The city of Boston requires two means of egress for all community roof decks. There must be two ways up and two ways down from the deck. If a building only has one point of egress, then another must be installed before you will pass inspection. Common means of egress include spiral staircases, regular staircases, roof hatches, and head house access points.
Single Owner Roof Decks
Single owner, or single use, roof decks enjoy less restrictions than community decks. If the deck only has one owner, then only one means of egress is required. The most common access points for single use decks in Boston are hatches through the penthouse ceiling and spiral staircases from a penthouse balcony that lead up to the roof.
Existing Access Points Affect Labor Costs
If your building's roof isn't easily accessible, then a crane, boom lift, or other means of transportation may need to be added to the project. Without it, people and materials cannot be safely and efficiently transported to the rooftop! Adding these elements to a project will dramatically increase the man hours needed for project coordination and is sure to raise the overall cost of the job.
Installation Timeline, And Other Common Questions
Building a rooftop patio space is perhaps the most fun home remodeling project you can make for your home. Below are common questions asked to us by homeowners before beginning a roof deck project with Roof Hub. If you have any other questions, we're only a phone call away!

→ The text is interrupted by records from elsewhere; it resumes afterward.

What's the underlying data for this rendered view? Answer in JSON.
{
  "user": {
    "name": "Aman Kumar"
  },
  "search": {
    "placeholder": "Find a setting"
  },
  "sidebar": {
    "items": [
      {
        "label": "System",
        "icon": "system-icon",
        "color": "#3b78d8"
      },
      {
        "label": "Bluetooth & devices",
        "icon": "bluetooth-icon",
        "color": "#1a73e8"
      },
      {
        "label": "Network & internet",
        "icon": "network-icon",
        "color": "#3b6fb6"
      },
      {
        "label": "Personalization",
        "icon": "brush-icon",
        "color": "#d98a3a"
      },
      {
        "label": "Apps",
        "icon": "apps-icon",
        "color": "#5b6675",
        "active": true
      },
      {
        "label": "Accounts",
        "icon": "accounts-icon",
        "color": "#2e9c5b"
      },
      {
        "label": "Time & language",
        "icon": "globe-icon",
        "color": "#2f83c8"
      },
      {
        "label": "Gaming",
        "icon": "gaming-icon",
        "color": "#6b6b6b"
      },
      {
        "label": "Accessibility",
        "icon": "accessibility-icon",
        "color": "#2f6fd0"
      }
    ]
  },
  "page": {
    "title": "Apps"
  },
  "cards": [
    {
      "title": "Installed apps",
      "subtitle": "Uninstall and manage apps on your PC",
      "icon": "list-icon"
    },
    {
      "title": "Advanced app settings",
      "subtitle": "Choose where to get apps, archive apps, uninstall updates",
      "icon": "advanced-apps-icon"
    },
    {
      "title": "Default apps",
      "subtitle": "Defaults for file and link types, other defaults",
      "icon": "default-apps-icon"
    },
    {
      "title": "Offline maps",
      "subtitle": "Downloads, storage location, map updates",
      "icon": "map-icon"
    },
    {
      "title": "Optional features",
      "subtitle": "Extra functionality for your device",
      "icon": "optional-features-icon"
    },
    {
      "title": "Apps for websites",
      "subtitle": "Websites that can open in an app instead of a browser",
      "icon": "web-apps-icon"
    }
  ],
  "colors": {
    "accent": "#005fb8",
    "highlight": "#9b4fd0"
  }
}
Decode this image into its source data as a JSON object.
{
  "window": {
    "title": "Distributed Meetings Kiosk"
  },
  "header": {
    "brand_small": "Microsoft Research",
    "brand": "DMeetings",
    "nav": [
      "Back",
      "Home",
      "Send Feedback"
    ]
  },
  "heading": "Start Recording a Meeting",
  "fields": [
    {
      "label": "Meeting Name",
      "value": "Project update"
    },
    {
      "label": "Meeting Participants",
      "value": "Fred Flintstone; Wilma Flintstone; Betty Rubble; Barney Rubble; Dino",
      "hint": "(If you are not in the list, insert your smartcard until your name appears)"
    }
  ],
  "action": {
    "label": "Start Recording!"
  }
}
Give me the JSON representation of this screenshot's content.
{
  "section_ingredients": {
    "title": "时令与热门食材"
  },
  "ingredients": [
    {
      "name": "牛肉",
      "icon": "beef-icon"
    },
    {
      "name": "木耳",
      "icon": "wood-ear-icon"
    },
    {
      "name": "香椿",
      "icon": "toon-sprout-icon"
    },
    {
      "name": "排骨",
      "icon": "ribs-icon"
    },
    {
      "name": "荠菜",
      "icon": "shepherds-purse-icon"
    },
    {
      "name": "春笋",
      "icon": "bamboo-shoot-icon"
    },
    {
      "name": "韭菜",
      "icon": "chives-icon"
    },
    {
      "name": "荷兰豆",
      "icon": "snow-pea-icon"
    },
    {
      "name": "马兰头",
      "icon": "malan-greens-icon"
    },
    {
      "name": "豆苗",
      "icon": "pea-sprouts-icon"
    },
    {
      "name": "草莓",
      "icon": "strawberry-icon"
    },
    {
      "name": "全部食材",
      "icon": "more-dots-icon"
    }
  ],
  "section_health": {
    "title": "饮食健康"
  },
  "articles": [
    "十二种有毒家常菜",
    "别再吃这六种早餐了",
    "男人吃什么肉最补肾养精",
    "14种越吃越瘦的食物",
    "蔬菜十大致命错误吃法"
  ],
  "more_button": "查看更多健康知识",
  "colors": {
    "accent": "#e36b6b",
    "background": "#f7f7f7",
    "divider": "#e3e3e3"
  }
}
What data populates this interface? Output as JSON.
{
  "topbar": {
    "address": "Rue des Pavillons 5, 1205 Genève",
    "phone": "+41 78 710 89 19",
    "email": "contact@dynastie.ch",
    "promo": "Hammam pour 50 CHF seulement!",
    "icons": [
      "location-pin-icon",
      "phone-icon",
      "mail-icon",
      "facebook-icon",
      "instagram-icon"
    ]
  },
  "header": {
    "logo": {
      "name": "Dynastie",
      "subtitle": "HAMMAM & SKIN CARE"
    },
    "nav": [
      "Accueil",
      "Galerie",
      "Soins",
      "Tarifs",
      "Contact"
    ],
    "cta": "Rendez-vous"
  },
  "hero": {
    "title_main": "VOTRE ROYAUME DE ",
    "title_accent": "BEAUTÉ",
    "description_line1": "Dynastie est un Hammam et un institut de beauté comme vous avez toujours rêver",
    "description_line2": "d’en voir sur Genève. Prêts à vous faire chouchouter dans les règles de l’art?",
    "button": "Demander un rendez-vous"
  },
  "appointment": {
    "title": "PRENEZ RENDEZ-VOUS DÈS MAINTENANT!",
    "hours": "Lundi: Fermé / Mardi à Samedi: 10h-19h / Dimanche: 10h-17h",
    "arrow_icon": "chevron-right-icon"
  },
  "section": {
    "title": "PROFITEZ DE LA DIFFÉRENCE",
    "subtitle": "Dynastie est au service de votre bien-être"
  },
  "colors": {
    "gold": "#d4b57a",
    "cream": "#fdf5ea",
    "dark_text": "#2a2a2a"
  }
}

Call us today: (857) 237-7648 or us the form on our contact page.
Construction time for most roof decks runs between 2-6 days.
New construction projects take much longer than overhauls of existing roof decks. Other factors that will affect the install time include deck size, project complexity, weather, and available access points.
Once approved by the city, our current lead time for roof decks is between 3-6 weeks.
Though most buildings in Boston can support the construction of a roof deck, some cannot. Many times, the architect you hire during the planning phase can determine which category your building falls under but other times they will defer to a structural engineer.
Fortunately, you'll know if you need to hire a structural engineer at the very beginning of the planning phase. And if you do need one, your architect will give you a list of recommended engineers to choose from.
As long as the roof deck builder follows Massachusetts code, then roof decks are structurally safe.
Once the deck is built. day-to-day safety is up to you. As long as you avoid tomfoolery near the railings, then you shouldn't have an safety issues on your deck.
The deck itself will not need additional drainage to prevent water buildup, however, the flat roof underneath the deck should have proper drainage in order to protect your home.
Because building roof decks is a big project, many homeowners elect to replace their rubber roof before constructing a new deck on top of it. This way, they know that there's a strong foundation and that the deck won't need to be removed to replace the roof.
There's a wide range of rooftop patio sizes in Boston, but the average square footage for most residential projects is between 150 and 300 square feet.
Occupancy limits for the roof the deck sits on top of is 300 lbs per square foot, but this weight limit can also be applied to the deck itself.